## Exercise prompt
This exercise asks for the entries below to be printed exactly.
[[ Material to process, beginning ]]
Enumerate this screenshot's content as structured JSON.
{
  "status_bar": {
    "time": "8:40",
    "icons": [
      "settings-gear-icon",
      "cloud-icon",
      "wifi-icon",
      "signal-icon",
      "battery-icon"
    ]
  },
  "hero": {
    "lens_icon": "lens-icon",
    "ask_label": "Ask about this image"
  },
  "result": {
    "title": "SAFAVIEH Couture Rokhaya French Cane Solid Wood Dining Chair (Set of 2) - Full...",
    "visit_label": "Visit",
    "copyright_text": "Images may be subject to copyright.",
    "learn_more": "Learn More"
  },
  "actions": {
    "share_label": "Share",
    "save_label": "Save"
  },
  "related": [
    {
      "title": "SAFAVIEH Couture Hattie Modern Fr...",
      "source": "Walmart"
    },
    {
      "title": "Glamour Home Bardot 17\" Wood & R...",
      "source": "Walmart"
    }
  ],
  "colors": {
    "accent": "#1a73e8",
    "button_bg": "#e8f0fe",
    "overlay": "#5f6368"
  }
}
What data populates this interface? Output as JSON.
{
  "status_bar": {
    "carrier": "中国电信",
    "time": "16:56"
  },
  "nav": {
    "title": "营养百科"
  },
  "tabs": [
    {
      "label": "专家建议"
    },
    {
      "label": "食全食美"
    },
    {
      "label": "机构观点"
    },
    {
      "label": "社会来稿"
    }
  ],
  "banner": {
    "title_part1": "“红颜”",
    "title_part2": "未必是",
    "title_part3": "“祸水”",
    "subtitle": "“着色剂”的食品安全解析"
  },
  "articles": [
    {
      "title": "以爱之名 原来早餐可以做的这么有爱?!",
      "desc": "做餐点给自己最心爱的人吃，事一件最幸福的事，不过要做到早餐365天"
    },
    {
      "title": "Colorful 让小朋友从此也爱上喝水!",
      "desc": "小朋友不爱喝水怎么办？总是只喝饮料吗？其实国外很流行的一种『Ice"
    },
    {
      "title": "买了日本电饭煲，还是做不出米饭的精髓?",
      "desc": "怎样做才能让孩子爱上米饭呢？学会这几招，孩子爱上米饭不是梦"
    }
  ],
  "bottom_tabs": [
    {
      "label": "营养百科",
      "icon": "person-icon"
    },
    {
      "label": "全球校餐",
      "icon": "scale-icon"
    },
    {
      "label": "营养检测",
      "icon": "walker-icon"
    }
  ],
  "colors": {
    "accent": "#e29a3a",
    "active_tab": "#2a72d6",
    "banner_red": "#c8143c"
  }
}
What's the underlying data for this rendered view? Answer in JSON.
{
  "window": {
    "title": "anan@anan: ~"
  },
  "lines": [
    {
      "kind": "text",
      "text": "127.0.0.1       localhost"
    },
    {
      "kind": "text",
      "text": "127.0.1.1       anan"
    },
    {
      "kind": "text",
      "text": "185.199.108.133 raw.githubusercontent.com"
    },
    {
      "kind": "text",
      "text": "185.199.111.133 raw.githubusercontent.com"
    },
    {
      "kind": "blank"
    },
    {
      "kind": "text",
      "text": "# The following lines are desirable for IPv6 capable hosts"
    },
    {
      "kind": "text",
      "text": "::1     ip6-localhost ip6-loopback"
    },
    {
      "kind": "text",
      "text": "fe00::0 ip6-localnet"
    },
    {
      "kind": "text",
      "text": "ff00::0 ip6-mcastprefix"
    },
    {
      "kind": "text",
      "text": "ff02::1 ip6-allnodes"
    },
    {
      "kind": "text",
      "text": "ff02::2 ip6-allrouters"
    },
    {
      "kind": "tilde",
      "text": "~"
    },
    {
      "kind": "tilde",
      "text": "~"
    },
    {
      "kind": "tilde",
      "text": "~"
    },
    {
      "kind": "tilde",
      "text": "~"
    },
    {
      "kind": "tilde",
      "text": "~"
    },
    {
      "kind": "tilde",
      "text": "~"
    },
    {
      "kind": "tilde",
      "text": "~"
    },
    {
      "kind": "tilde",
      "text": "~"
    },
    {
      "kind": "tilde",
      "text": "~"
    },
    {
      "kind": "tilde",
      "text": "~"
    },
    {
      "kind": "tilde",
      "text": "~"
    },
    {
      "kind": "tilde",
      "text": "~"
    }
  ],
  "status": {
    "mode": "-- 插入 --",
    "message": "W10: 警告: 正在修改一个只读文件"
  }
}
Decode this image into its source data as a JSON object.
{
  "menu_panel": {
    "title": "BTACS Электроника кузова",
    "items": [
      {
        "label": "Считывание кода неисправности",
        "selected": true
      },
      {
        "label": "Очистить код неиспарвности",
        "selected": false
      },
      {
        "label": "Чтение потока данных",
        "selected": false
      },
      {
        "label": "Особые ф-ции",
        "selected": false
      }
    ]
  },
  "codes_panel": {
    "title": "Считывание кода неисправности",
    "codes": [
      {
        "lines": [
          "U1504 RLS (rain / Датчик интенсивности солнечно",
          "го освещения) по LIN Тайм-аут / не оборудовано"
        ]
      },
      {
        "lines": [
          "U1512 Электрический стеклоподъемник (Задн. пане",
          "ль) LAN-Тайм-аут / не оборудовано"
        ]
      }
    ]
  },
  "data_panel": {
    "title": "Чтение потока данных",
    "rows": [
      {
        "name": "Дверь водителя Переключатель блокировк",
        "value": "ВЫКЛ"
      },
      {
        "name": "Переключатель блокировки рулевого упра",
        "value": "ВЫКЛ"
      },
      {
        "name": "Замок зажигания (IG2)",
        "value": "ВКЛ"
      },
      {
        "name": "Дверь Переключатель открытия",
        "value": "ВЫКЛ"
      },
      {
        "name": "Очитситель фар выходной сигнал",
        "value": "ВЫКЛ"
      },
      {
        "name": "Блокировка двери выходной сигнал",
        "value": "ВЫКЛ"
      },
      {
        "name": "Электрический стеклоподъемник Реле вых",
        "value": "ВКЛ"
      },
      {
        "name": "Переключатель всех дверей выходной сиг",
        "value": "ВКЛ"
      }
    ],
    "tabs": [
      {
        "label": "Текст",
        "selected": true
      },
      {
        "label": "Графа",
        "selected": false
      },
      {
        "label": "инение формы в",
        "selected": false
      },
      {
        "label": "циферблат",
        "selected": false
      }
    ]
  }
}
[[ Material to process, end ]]
## Finished task
Enumerate this screenshot's content as structured JSON.
{
  "status_bar": {
    "time": "8:40",
    "icons": [
      "settings-gear-icon",
      "cloud-icon",
      "wifi-icon",
      "signal-icon",
      "battery-icon"
    ]
  },
  "hero": {
    "lens_icon": "lens-icon",
    "ask_label": "Ask about this image"
  },
  "result": {
    "title": "SAFAVIEH Couture Rokhaya French Cane Solid Wood Dining Chair (Set of 2) - Full...",
    "visit_label": "Visit",
    "copyright_text": "Images may be subject to copyright.",
    "learn_more": "Learn More"
  },
  "actions": {
    "share_label": "Share",
    "save_label": "Save"
  },
  "related": [
    {
      "title": "SAFAVIEH Couture Hattie Modern Fr...",
      "source": "Walmart"
    },
    {
      "title": "Glamour Home Bardot 17\" Wood & R...",
      "source": "Walmart"
    }
  ],
  "colors": {
    "accent": "#1a73e8",
    "button_bg": "#e8f0fe",
    "overlay": "#5f6368"
  }
}
What data populates this interface? Output as JSON.
{
  "status_bar": {
    "carrier": "中国电信",
    "time": "16:56"
  },
  "nav": {
    "title": "营养百科"
  },
  "tabs": [
    {
      "label": "专家建议"
    },
    {
      "label": "食全食美"
    },
    {
      "label": "机构观点"
    },
    {
      "label": "社会来稿"
    }
  ],
  "banner": {
    "title_part1": "“红颜”",
    "title_part2": "未必是",
    "title_part3": "“祸水”",
    "subtitle": "“着色剂”的食品安全解析"
  },
  "articles": [
    {
      "title": "以爱之名 原来早餐可以做的这么有爱?!",
      "desc": "做餐点给自己最心爱的人吃，事一件最幸福的事，不过要做到早餐365天"
    },
    {
      "title": "Colorful 让小朋友从此也爱上喝水!",
      "desc": "小朋友不爱喝水怎么办？总是只喝饮料吗？其实国外很流行的一种『Ice"
    },
    {
      "title": "买了日本电饭煲，还是做不出米饭的精髓?",
      "desc": "怎样做才能让孩子爱上米饭呢？学会这几招，孩子爱上米饭不是梦"
    }
  ],
  "bottom_tabs": [
    {
      "label": "营养百科",
      "icon": "person-icon"
    },
    {
      "label": "全球校餐",
      "icon": "scale-icon"
    },
    {
      "label": "营养检测",
      "icon": "walker-icon"
    }
  ],
  "colors": {
    "accent": "#e29a3a",
    "active_tab": "#2a72d6",
    "banner_red": "#c8143c"
  }
}
What's the underlying data for this rendered view? Answer in JSON.
{
  "window": {
    "title": "anan@anan: ~"
  },
  "lines": [
    {
      "kind": "text",
      "text": "127.0.0.1       localhost"
    },
    {
      "kind": "text",
      "text": "127.0.1.1       anan"
    },
    {
      "kind": "text",
      "text": "185.199.108.133 raw.githubusercontent.com"
    },
    {
      "kind": "text",
      "text": "185.199.111.133 raw.githubusercontent.com"
    },
    {
      "kind": "blank"
    },
    {
      "kind": "text",
      "text": "# The following lines are desirable for IPv6 capable hosts"
    },
    {
      "kind": "text",
      "text": "::1     ip6-localhost ip6-loopback"
    },
    {
      "kind": "text",
      "text": "fe00::0 ip6-localnet"
    },
    {
      "kind": "text",
      "text": "ff00::0 ip6-mcastprefix"
    },
    {
      "kind": "text",
      "text": "ff02::1 ip6-allnodes"
    },
    {
      "kind": "text",
      "text": "ff02::2 ip6-allrouters"
    },
    {
      "kind": "tilde",
      "text": "~"
    },
    {
      "kind": "tilde",
      "text": "~"
    },
    {
      "kind": "tilde",
      "text": "~"
    },
    {
      "kind": "tilde",
      "text": "~"
    },
    {
      "kind": "tilde",
      "text": "~"
    },
    {
      "kind": "tilde",
      "text": "~"
    },
    {
      "kind": "tilde",
      "text": "~"
    },
    {
      "kind": "tilde",
      "text": "~"
    },
    {
      "kind": "tilde",
      "text": "~"
    },
    {
      "kind": "tilde",
      "text": "~"
    },
    {
      "kind": "tilde",
      "text": "~"
    },
    {
      "kind": "tilde",
      "text": "~"
    }
  ],
  "status": {
    "mode": "-- 插入 --",
    "message": "W10: 警告: 正在修改一个只读文件"
  }
}
Decode this image into its source data as a JSON object.
{
  "menu_panel": {
    "title": "BTACS Электроника кузова",
    "items": [
      {
        "label": "Считывание кода неисправности",
        "selected": true
      },
      {
        "label": "Очистить код неиспарвности",
        "selected": false
      },
      {
        "label": "Чтение потока данных",
        "selected": false
      },
      {
        "label": "Особые ф-ции",
        "selected": false
      }
    ]
  },
  "codes_panel": {
    "title": "Считывание кода неисправности",
    "codes": [
      {
        "lines": [
          "U1504 RLS (rain / Датчик интенсивности солнечно",
          "го освещения) по LIN Тайм-аут / не оборудовано"
        ]
      },
      {
        "lines": [
          "U1512 Электрический стеклоподъемник (Задн. пане",
          "ль) LAN-Тайм-аут / не оборудовано"
        ]
      }
    ]
  },
  "data_panel": {
    "title": "Чтение потока данных",
    "rows": [
      {
        "name": "Дверь водителя Переключатель блокировк",
        "value": "ВЫКЛ"
      },
      {
        "name": "Переключатель блокировки рулевого упра",
        "value": "ВЫКЛ"
      },
      {
        "name": "Замок зажигания (IG2)",
        "value": "ВКЛ"
      },
      {
        "name": "Дверь Переключатель открытия",
        "value": "ВЫКЛ"
      },
      {
        "name": "Очитситель фар выходной сигнал",
        "value": "ВЫКЛ"
      },
      {
        "name": "Блокировка двери выходной сигнал",
        "value": "ВЫКЛ"
      },
      {
        "name": "Электрический стеклоподъемник Реле вых",
        "value": "ВКЛ"
      },
      {
        "name": "Переключатель всех дверей выходной сиг",
        "value": "ВКЛ"
      }
    ],
    "tabs": [
      {
        "label": "Текст",
        "selected": true
      },
      {
        "label": "Графа",
        "selected": false
      },
      {
        "label": "инение формы в",
        "selected": false
      },
      {
        "label": "циферблат",
        "selected": false
      }
    ]
  }
}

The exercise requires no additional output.